Hellertown Council and Gabriel Solms and Lou Pektor from Ashley Development Corporation in Bethlehem discussed Ashley’s multiple zoning amendment requests for well over an hour at the Nov. 15 meeting. Due to Pa.’s recently amended Sunshine Act, the council wasn’t permitted to take action until a future meeting.

Solms kicked off the developer’s proposal to build a three-building apartment complex at the Neighbors Home and Garden Center site at Main Street between Walnut Street and Polk Valley Road. “We think this project makes sense now more than ever,” he said as he opened his presentation.

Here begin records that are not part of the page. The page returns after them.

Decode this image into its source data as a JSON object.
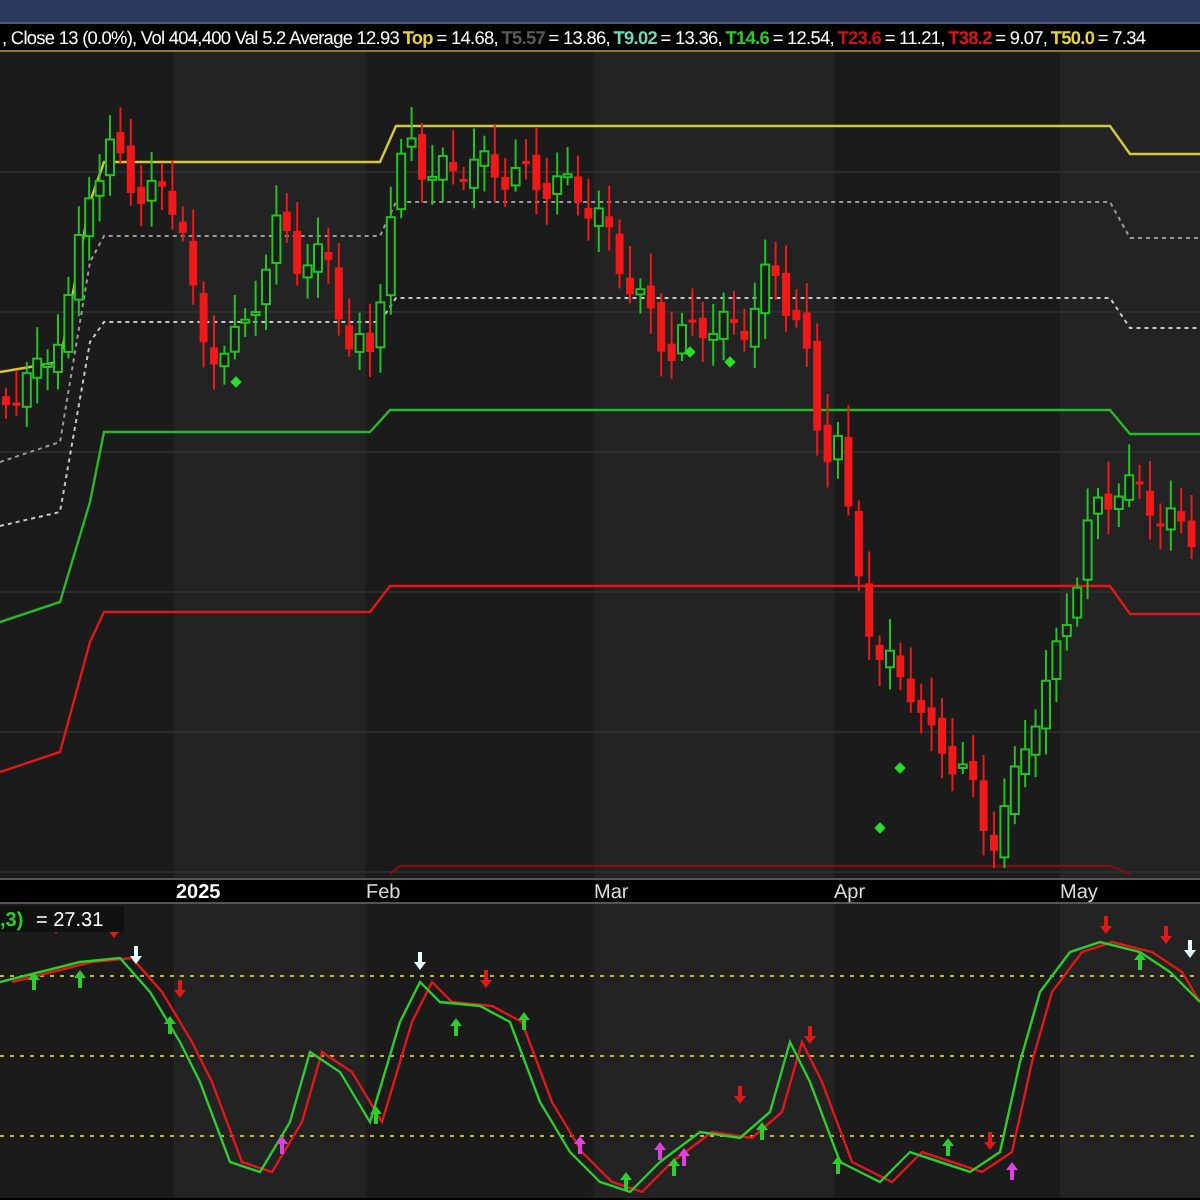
{
  "header": {
    "prefix": ", Close 13 (0.0%), Vol 404,400 Val 5.2 Average 12.93",
    "levels": [
      {
        "name": "Top",
        "color": "#e6d23a",
        "value": "= 14.68,"
      },
      {
        "name": "T5.57",
        "color": "#5a5a5a",
        "value": "= 13.86,"
      },
      {
        "name": "T9.02",
        "color": "#6fd6b8",
        "value": "= 13.36,"
      },
      {
        "name": "T14.6",
        "color": "#2ecc2e",
        "value": "= 12.54,"
      },
      {
        "name": "T23.6",
        "color": "#c81414",
        "value": "= 11.21,"
      },
      {
        "name": "T38.2",
        "color": "#d81818",
        "value": "= 9.07,"
      },
      {
        "name": "T50.0",
        "color": "#e6d23a",
        "value": "= 7.34"
      }
    ]
  },
  "x_axis": {
    "labels": [
      "2025",
      "Feb",
      "Mar",
      "Apr",
      "May"
    ]
  },
  "indicator": {
    "name": ",3)",
    "color": "#2ecc2e",
    "value": "= 27.31"
  }
}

Neighbors closed for business over a year ago.

The midsize apartment buildings would be split 80 percent one-bedroom and 20 percent two-bedroom for a total of 142 units. The district is currently zoned for business use. Several facets of the plan raised concerns, especially potential accusations of ‘spot zoning.’ Council President Thomas Rieger reminded Ashley’s representatives that the borough could face lawsuits due to suspected favoritism.

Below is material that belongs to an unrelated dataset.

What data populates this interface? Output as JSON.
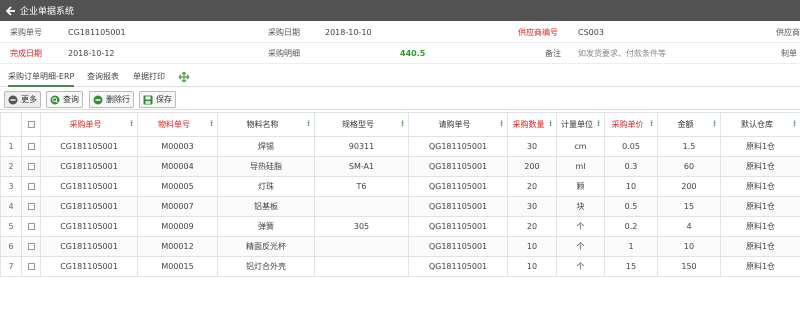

Rieger also expressed parking concerns. Due to the split, as opposed to a 50/50 one-to-two bedroom split, Ashley representatives claimed there would be less of a need for as many spaces and thus less traffic created. Rieger wasn’t sold on the notion that one-bedroom apartments inherently always led to fewer cars per unit.

Borough engineer Bryan Smith indicated that Hellertown codes currently require three parking spaces per unit, which would create the need for approximately 450 spots in the plan. There is no on-street parking available on that block of Main Street.

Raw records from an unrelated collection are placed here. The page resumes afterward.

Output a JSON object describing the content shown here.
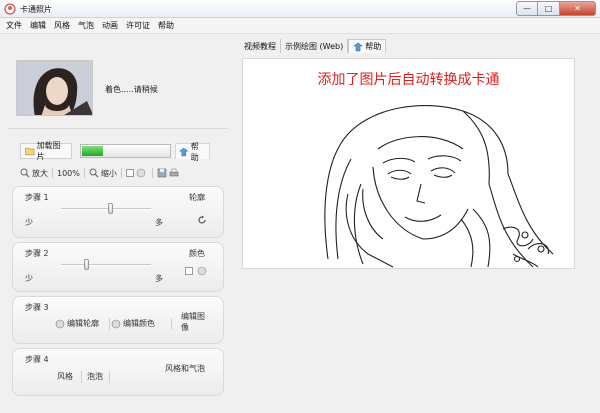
{
  "window": {
    "title": "卡通照片",
    "minimize": "—",
    "maximize": "□",
    "close": "✕",
    "icon": "cartoon-app-icon"
  },
  "menu": [
    "文件",
    "编辑",
    "风格",
    "气泡",
    "动画",
    "许可证",
    "帮助"
  ],
  "tabs": {
    "video_tutorial": "视频教程",
    "example": "示例绘图 (Web)",
    "help": "帮助"
  },
  "canvas": {
    "headline": "添加了图片后自动转换成卡通"
  },
  "photo": {
    "status": "着色.....请稍候"
  },
  "toolbar": {
    "load_image": "加载图片",
    "help": "帮助",
    "progress_percent": 22,
    "zoom_in": "放大",
    "zoom_level": "100%",
    "zoom_out": "缩小"
  },
  "steps": {
    "step1": {
      "title": "步骤 1",
      "right": "轮廓",
      "less": "少",
      "more": "多",
      "slider_value": 0.55
    },
    "step2": {
      "title": "步骤 2",
      "right": "颜色",
      "less": "少",
      "more": "多",
      "slider_value": 0.28
    },
    "step3": {
      "title": "步骤 3",
      "edit_outline": "编辑轮廓",
      "edit_color": "编辑颜色",
      "edit_image": "编辑图像"
    },
    "step4": {
      "title": "步骤 4",
      "style": "风格",
      "bubble": "泡泡",
      "style_bubble": "风格和气泡"
    }
  },
  "colors": {
    "headline": "#e02020",
    "progress": "#21a821"
  }
}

The representatives compared it to Ashley’s current Sullivan Park development in Forks Township. They plan to attempt to attract retailers to rent existing spaces that would be retained in the proposed complex, sharing parking during the day while residents are at work.

Planning commission member Joseph Pampanin joined the meeting via Zoom to mention possibly revisiting the one-to-two bedroom spread in the design. He noted that one-bedroom apartments are less likely to bring in as much income tax revenue to the borough. With several storefronts in the shopping center across the street sitting empty, residents of the new units might help attract new tenants, he added.

Rieger continued to highlight traffic concerns in the area, especially during the evening rush. “There’s just domino effects outside the scope of… the parcel,” he said, urging the council to remain cognizant of such when making decisions. He suggested council table the topic until the second meeting of January, and they agreed.

In other news, Rieger urged interested residents to consider participation in the borough’s Hometown Heroes program. Banners are placed throughout the Hellertown/Saucon Valley region to commemorate the service of local veterans.

Rieger suggested those who wished to learn more about the banners’ purchase and eligibility check out the borough’s website and Facebook page and/or contact borough Manager Cathy Hartranft.

Press photos by Chris Haring The Google Earth view of the Neighbors Home and Garden Center site. The business closed in the summer of 2020.
A slide from the site plan presented by representatives from Ashley Development Corporation.